Greek Easter Bread | Yankee Recipe Archives (1979)

Symbolic and sweet, Greek Easter Bread (Lambropsomo) is easy to spot thanks to its signature red eggs. Here’s a favorite recipe.

By Aimee Tucker

Apr 29 2021

greek easter bread 1000

Greek Easter Bread | Yankee Archives 1979
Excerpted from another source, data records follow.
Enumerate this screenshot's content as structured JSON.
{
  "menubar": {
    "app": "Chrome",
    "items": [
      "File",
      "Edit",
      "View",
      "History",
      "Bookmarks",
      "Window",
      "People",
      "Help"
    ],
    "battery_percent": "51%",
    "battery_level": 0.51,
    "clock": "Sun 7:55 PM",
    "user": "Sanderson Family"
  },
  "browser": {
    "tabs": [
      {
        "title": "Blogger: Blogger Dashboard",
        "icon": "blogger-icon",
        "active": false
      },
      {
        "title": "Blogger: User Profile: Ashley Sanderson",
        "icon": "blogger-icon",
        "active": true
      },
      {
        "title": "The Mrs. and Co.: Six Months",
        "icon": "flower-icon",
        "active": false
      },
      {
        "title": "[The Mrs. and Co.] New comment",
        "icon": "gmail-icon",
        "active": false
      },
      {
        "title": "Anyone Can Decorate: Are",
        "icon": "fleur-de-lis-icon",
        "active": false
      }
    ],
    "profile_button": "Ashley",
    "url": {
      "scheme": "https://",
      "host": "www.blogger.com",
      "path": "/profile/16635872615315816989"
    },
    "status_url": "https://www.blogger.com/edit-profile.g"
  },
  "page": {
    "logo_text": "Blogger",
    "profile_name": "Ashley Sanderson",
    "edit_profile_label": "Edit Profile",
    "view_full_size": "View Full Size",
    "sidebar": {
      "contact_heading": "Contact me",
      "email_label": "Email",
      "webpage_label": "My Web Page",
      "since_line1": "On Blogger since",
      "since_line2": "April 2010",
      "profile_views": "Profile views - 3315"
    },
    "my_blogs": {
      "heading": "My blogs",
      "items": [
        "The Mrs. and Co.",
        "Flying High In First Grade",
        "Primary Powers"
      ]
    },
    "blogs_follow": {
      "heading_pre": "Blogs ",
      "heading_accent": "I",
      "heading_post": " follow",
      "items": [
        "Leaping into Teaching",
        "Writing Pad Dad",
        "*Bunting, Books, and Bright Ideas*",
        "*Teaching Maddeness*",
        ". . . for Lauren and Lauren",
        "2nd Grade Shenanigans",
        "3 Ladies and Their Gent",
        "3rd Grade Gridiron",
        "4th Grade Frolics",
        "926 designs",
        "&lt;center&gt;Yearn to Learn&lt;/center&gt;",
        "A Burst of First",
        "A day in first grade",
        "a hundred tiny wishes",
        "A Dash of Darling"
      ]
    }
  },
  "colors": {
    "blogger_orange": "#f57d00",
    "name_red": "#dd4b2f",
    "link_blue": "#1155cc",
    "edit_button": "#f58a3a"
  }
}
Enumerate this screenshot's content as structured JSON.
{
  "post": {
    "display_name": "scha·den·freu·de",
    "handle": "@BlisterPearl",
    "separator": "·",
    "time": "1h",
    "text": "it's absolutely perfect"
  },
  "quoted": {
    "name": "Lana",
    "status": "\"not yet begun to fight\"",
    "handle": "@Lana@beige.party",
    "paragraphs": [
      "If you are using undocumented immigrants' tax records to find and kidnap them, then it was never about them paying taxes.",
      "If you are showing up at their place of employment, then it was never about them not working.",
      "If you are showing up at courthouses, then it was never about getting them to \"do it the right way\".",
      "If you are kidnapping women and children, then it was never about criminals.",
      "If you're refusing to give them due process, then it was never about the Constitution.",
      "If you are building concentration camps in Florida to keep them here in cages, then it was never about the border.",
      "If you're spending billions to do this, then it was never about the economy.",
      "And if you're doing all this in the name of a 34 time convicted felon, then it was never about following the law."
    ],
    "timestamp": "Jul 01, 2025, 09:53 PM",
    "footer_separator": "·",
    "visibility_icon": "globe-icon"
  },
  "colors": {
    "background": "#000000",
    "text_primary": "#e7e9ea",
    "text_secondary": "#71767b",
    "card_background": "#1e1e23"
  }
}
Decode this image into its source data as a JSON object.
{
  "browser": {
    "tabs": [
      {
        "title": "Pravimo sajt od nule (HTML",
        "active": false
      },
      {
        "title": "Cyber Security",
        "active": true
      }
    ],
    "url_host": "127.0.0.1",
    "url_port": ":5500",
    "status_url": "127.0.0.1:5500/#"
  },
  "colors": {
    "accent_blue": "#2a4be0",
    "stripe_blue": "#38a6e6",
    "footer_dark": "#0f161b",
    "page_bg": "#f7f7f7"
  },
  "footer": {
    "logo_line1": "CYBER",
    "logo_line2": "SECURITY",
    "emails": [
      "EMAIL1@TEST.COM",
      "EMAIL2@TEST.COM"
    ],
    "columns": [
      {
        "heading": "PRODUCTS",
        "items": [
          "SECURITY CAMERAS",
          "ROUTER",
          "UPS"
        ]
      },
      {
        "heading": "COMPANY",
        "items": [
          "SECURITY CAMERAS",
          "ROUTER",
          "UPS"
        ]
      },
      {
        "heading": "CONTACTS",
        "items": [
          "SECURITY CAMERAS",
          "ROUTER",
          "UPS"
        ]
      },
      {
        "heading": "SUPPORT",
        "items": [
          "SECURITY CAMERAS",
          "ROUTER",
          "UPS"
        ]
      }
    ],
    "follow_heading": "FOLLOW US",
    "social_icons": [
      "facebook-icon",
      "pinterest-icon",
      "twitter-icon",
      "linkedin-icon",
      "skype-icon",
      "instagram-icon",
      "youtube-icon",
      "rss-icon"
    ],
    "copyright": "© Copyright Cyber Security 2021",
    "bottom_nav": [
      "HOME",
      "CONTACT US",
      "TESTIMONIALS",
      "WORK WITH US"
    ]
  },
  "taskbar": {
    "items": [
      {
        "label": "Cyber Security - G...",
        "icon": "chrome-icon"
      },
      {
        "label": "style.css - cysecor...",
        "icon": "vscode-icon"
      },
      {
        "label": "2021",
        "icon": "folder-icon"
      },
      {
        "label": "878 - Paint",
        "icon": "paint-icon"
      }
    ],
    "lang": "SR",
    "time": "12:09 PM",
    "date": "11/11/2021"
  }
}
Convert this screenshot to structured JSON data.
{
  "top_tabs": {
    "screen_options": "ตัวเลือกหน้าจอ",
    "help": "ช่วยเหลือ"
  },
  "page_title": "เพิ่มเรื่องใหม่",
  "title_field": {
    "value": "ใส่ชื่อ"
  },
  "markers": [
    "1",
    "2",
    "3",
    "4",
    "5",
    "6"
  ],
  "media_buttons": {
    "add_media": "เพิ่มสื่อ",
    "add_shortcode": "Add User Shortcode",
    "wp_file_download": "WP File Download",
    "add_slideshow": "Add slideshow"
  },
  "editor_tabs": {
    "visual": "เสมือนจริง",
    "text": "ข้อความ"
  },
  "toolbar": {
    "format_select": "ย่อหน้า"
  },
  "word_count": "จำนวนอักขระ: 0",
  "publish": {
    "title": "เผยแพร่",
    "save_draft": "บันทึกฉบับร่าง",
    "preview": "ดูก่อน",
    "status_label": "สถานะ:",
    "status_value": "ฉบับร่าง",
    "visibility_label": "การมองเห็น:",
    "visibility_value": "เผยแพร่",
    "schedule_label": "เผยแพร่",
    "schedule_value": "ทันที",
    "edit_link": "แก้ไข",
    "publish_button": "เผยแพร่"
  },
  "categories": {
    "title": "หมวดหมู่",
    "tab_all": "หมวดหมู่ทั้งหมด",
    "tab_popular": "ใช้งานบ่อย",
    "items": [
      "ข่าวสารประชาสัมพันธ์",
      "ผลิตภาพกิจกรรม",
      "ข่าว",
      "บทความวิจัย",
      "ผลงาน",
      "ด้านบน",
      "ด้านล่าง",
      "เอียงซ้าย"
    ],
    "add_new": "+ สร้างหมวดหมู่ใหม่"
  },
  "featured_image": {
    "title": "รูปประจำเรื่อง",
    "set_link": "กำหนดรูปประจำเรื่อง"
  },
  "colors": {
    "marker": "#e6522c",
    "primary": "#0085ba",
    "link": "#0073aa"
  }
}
Photo Credit : Aimee Seavey
I recently revisited a 2013 post on sweet Italian Easter Bread with dyed eggs tucked right into the dough before baking. When we shared the recipe on the Yankee Magazine Facebook page, we heard from many folks that shared how they grew up with similar breads at Easter, only they were Russian, Portuguese, Greek, and maybe even a few others. This was no surprise, of course –special (and often similar) breads are common in religious ceremonies and holidays – but curious to see if we had another Easter Bread in the Yankee recipe archives, I did some digging. The result? This Greek Easter Bread (Lambropsomo) recipe from April, 1979! While some Greek Easter Bread recipes are flavored with lemon or orange zest, this one called for anise extract (my favorite).
Greek Easter Bread
Greek Easter Bread | Yankee Recipe Archives 1979
Photo Credit : Aimee Seavey
Before we go any further, I do need to apologize for the pink eggs. Greek Easter Bread is known for its eggs, which are supposed to be a deep and brilliant red to symbolize the blood of Christ, but even with a good 10 minute bath in the red dye (made from the tablet you get in the cardboard egg dye kit at the supermarket), my eggs clearly looked more pink than red. A little online research showed that many supermarket eggs today are (allegedly) treated with a coating on the shells to deter moisture. It doesn’t affect the egg inside, but does apparently keep the dye from doing its job. If you want deep, vivid eggs this Easter, track down a fresh batch of untreated white eggs from your local friendly farmer and find a good recipe for naturally-dyed eggs (we think ours are pretty good for some colors!). The heat from the oven also caused the dye to bubble and blister a bit, and the expanding dough left pink streaks where it had touched the eggs. Not the prettiest, but there you have it. In this era of Yankee history, the food section was called “Great New England Cooks.” That month, we featured elementary school teacher Carol Evans of Dover, New Hampshire. Carol was especially known for her delicious Greek cooking, and one of the recipes she shared was for Lambropsomo, the official name for Greek Easter Bread.
That month's Best Cook was Carol Evans of Dover, NH.
That month’s Best Cook was Carol Evans of Dover, NH.
Greek Easter Bread (Lambropsomo)
Greek Easter Bread (Lambropsomo) from April, 1979.
Along with the bread, there are recipes for traditional Koulourakia cookies, cheese triangles (Tiropitakia), lamb with orzo (Giouvetsi), vegetable casserole (Briani), moussaka, and and lemon baked chicken. Carol explained some of the traditions that accompanied the food as follows: “On Holy Thursday, the bread is baked.  Eggs are dyed red to remind us that the blood of Christ redeemed the world. The egg itself is the symbol of the resurrection. These red eggs are baked into the Lambropsomo. We also bake the Koulourakia then. No cooking is done on Good Friday.”
Greek Easter Bread
Before baking, the eggs looked a little nicer…
Photo Credit : Aimee Seavey
Now, you’ll see that Carol’s bread in the photo doesn’t look like mine – it’s one large loaf baked in a 9-inch dish. All I can say is that I was in the mood to braid some dough (it’s a lot of fun), and many of the recipes I’d seen online were braided, so I detoured from the original instructions, cut the recipe in half, and just made one long braid. I also didn’t realize that I had forgotten to set aside the small amount of dough to make the crosses until it was too late. Ah, well. The result? This bread smelled wonderful and tasted good, but it didn’t really want to rise, so it was a bit heavy. It’s entirely likely I did something wrong, but if I were to make it again I’d follow a tip I learned from King Arthur Flour by making a “quick starter” of flour, yeast and water. This extra step is helpful for recipes that are high in sugar, because they give the yeast a chance to get going on its own before the other ingredients are added. Maybe if I’d done that the yeast would have been a bit more willing to play nice. I’d also try and do a better job of getting the eggs truly red — this tutorial from The Kitchn using onion skins seems like a good (and fun!) place to start. Have you ever had Greek Easter Bread? If you celebrate Easter, does your family have a favorite traditional dish? Let us know! This post was first published in 2015 and has been updated. 

GET THE RECIPE:Greek Easter Bread (Lambropsomo)